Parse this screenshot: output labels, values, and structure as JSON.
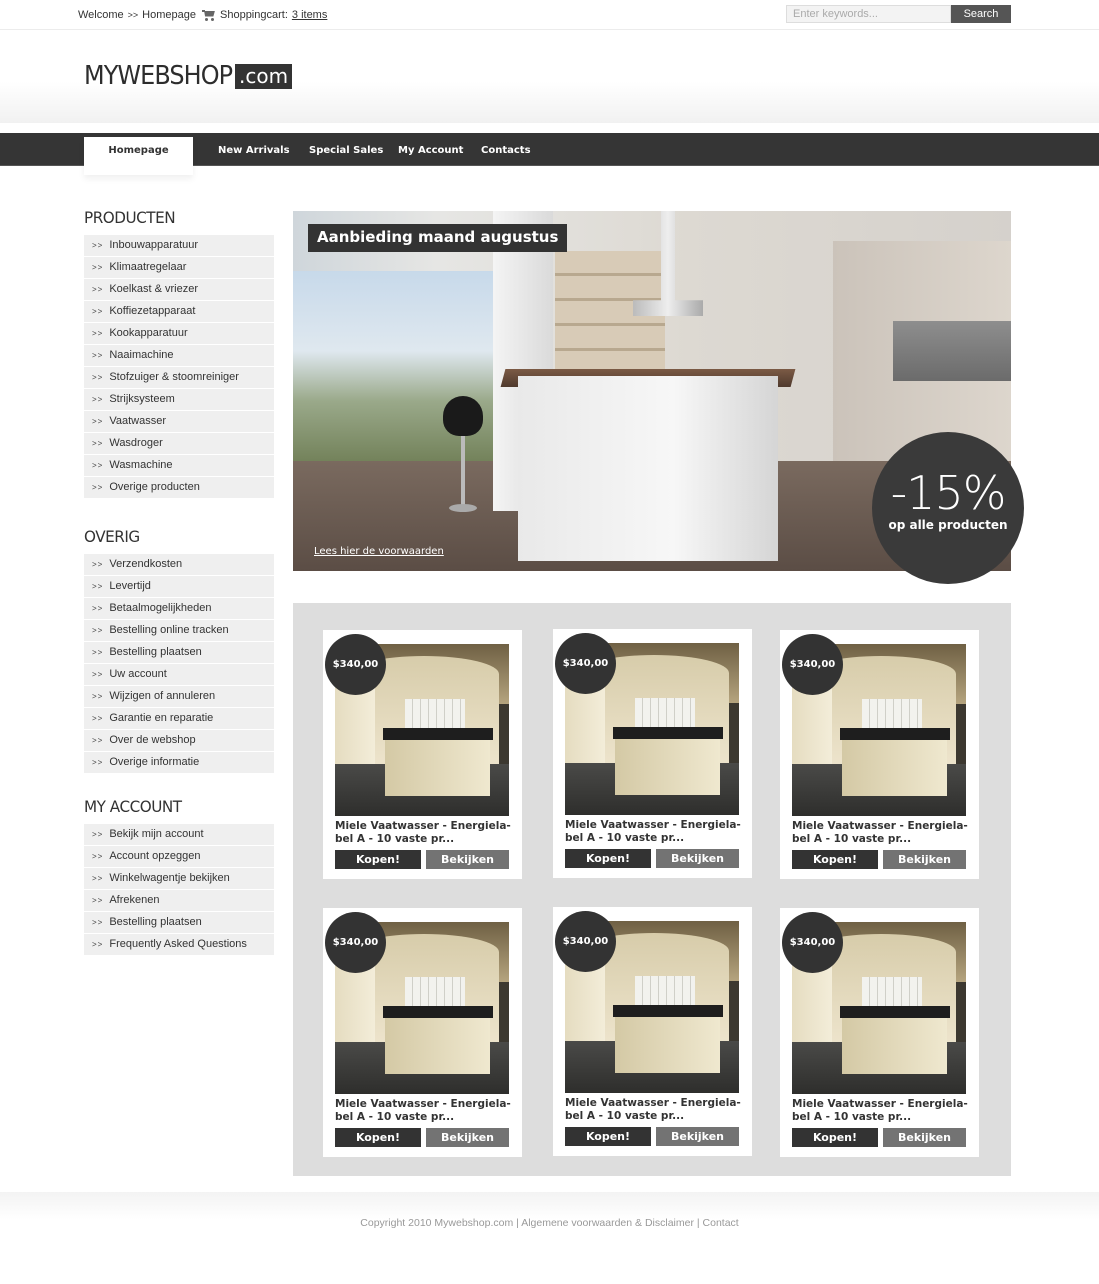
{
  "topbar": {
    "welcome": "Welcome",
    "separator": ">>",
    "breadcrumb_current": "Homepage",
    "cart_label": "Shoppingcart:",
    "cart_count": "3 items",
    "search_placeholder": "Enter keywords...",
    "search_button": "Search"
  },
  "header": {
    "logo_main": "MYWEBSHOP",
    "logo_suffix": ".com"
  },
  "nav": {
    "items": [
      {
        "label": "Homepage",
        "active": true
      },
      {
        "label": "New Arrivals",
        "active": false
      },
      {
        "label": "Special Sales",
        "active": false
      },
      {
        "label": "My Account",
        "active": false
      },
      {
        "label": "Contacts",
        "active": false
      }
    ]
  },
  "sidebar": {
    "arrow": ">>",
    "producten": {
      "heading": "PRODUCTEN",
      "items": [
        "Inbouwapparatuur",
        "Klimaatregelaar",
        "Koelkast & vriezer",
        "Koffiezetapparaat",
        "Kookapparatuur",
        "Naaimachine",
        "Stofzuiger & stoomreiniger",
        "Strijksysteem",
        "Vaatwasser",
        "Wasdroger",
        "Wasmachine",
        "Overige producten"
      ]
    },
    "overig": {
      "heading": "OVERIG",
      "items": [
        "Verzendkosten",
        "Levertijd",
        "Betaalmogelijkheden",
        "Bestelling online tracken",
        "Bestelling plaatsen",
        "Uw account",
        "Wijzigen of annuleren",
        "Garantie en reparatie",
        "Over de webshop",
        "Overige informatie"
      ]
    },
    "account": {
      "heading": "MY ACCOUNT",
      "items": [
        "Bekijk mijn account",
        "Account opzeggen",
        "Winkelwagentje bekijken",
        "Afrekenen",
        "Bestelling plaatsen",
        "Frequently Asked Questions"
      ]
    }
  },
  "banner": {
    "title": "Aanbieding maand augustus",
    "link": "Lees hier de voorwaarden",
    "discount_value": "-15%",
    "discount_text": "op alle producten"
  },
  "products": [
    {
      "price": "$340,00",
      "title": "Miele Vaatwasser - Energiela-bel A - 10 vaste pr...",
      "buy": "Kopen!",
      "view": "Bekijken"
    },
    {
      "price": "$340,00",
      "title": "Miele Vaatwasser - Energiela-bel A - 10 vaste pr...",
      "buy": "Kopen!",
      "view": "Bekijken"
    },
    {
      "price": "$340,00",
      "title": "Miele Vaatwasser - Energiela-bel A - 10 vaste pr...",
      "buy": "Kopen!",
      "view": "Bekijken"
    },
    {
      "price": "$340,00",
      "title": "Miele Vaatwasser - Energiela-bel A - 10 vaste pr...",
      "buy": "Kopen!",
      "view": "Bekijken"
    },
    {
      "price": "$340,00",
      "title": "Miele Vaatwasser - Energiela-bel A - 10 vaste pr...",
      "buy": "Kopen!",
      "view": "Bekijken"
    },
    {
      "price": "$340,00",
      "title": "Miele Vaatwasser - Energiela-bel A - 10 vaste pr...",
      "buy": "Kopen!",
      "view": "Bekijken"
    }
  ],
  "footer": {
    "copyright": "Copyright 2010 Mywebshop.com",
    "sep": "|",
    "terms": "Algemene voorwaarden & Disclaimer",
    "contact": "Contact"
  },
  "colors": {
    "dark": "#333333",
    "nav_bg": "#353535",
    "panel_bg": "#dddddd",
    "sidebar_item_bg": "#efefef",
    "view_button": "#737373"
  }
}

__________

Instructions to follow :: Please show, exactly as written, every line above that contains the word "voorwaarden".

Written solution ::
    "link": "Lees hier de voorwaarden",
    "terms": "Algemene voorwaarden & Disclaimer",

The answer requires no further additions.